======== SOURCE INFORMATION

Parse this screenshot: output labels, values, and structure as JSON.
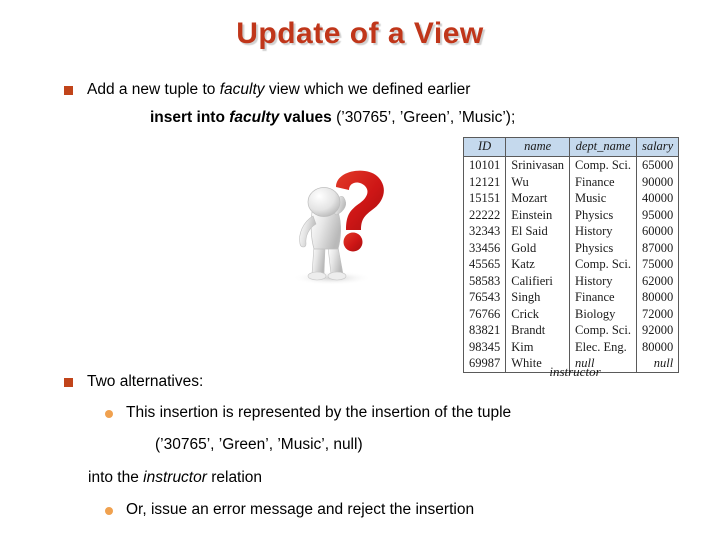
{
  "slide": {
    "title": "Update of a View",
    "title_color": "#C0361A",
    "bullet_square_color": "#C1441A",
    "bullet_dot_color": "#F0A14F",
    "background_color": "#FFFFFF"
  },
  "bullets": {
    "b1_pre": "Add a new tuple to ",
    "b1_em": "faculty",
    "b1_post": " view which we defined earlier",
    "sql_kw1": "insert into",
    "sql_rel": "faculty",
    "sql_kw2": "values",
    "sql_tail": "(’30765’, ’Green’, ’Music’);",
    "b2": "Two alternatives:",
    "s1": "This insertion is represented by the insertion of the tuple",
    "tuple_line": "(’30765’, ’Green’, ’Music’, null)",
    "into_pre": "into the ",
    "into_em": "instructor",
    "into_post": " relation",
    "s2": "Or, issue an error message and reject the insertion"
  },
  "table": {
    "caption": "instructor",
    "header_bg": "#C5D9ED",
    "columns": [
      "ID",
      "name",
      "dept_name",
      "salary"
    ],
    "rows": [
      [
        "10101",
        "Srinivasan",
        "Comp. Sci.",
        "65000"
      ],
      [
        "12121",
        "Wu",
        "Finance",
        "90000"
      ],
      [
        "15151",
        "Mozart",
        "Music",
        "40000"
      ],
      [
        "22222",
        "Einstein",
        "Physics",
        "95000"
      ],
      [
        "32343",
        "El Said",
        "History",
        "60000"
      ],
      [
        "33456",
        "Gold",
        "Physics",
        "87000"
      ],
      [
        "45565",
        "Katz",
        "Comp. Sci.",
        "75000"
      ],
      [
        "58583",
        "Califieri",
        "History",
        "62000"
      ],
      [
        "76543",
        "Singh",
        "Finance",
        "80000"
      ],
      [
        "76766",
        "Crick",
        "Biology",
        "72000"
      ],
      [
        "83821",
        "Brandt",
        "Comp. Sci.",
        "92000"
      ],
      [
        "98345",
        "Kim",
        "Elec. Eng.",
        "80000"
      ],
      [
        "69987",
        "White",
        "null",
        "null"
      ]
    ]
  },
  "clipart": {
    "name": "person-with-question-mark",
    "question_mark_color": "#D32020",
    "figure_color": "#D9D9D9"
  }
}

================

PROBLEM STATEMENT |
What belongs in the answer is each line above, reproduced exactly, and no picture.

EXERCISE SOLUTION |
Parse this screenshot: output labels, values, and structure as JSON.
{
  "slide": {
    "title": "Update of a View",
    "title_color": "#C0361A",
    "bullet_square_color": "#C1441A",
    "bullet_dot_color": "#F0A14F",
    "background_color": "#FFFFFF"
  },
  "bullets": {
    "b1_pre": "Add a new tuple to ",
    "b1_em": "faculty",
    "b1_post": " view which we defined earlier",
    "sql_kw1": "insert into",
    "sql_rel": "faculty",
    "sql_kw2": "values",
    "sql_tail": "(’30765’, ’Green’, ’Music’);",
    "b2": "Two alternatives:",
    "s1": "This insertion is represented by the insertion of the tuple",
    "tuple_line": "(’30765’, ’Green’, ’Music’, null)",
    "into_pre": "into the ",
    "into_em": "instructor",
    "into_post": " relation",
    "s2": "Or, issue an error message and reject the insertion"
  },
  "table": {
    "caption": "instructor",
    "header_bg": "#C5D9ED",
    "columns": [
      "ID",
      "name",
      "dept_name",
      "salary"
    ],
    "rows": [
      [
        "10101",
        "Srinivasan",
        "Comp. Sci.",
        "65000"
      ],
      [
        "12121",
        "Wu",
        "Finance",
        "90000"
      ],
      [
        "15151",
        "Mozart",
        "Music",
        "40000"
      ],
      [
        "22222",
        "Einstein",
        "Physics",
        "95000"
      ],
      [
        "32343",
        "El Said",
        "History",
        "60000"
      ],
      [
        "33456",
        "Gold",
        "Physics",
        "87000"
      ],
      [
        "45565",
        "Katz",
        "Comp. Sci.",
        "75000"
      ],
      [
        "58583",
        "Califieri",
        "History",
        "62000"
      ],
      [
        "76543",
        "Singh",
        "Finance",
        "80000"
      ],
      [
        "76766",
        "Crick",
        "Biology",
        "72000"
      ],
      [
        "83821",
        "Brandt",
        "Comp. Sci.",
        "92000"
      ],
      [
        "98345",
        "Kim",
        "Elec. Eng.",
        "80000"
      ],
      [
        "69987",
        "White",
        "null",
        "null"
      ]
    ]
  },
  "clipart": {
    "name": "person-with-question-mark",
    "question_mark_color": "#D32020",
    "figure_color": "#D9D9D9"
  }
}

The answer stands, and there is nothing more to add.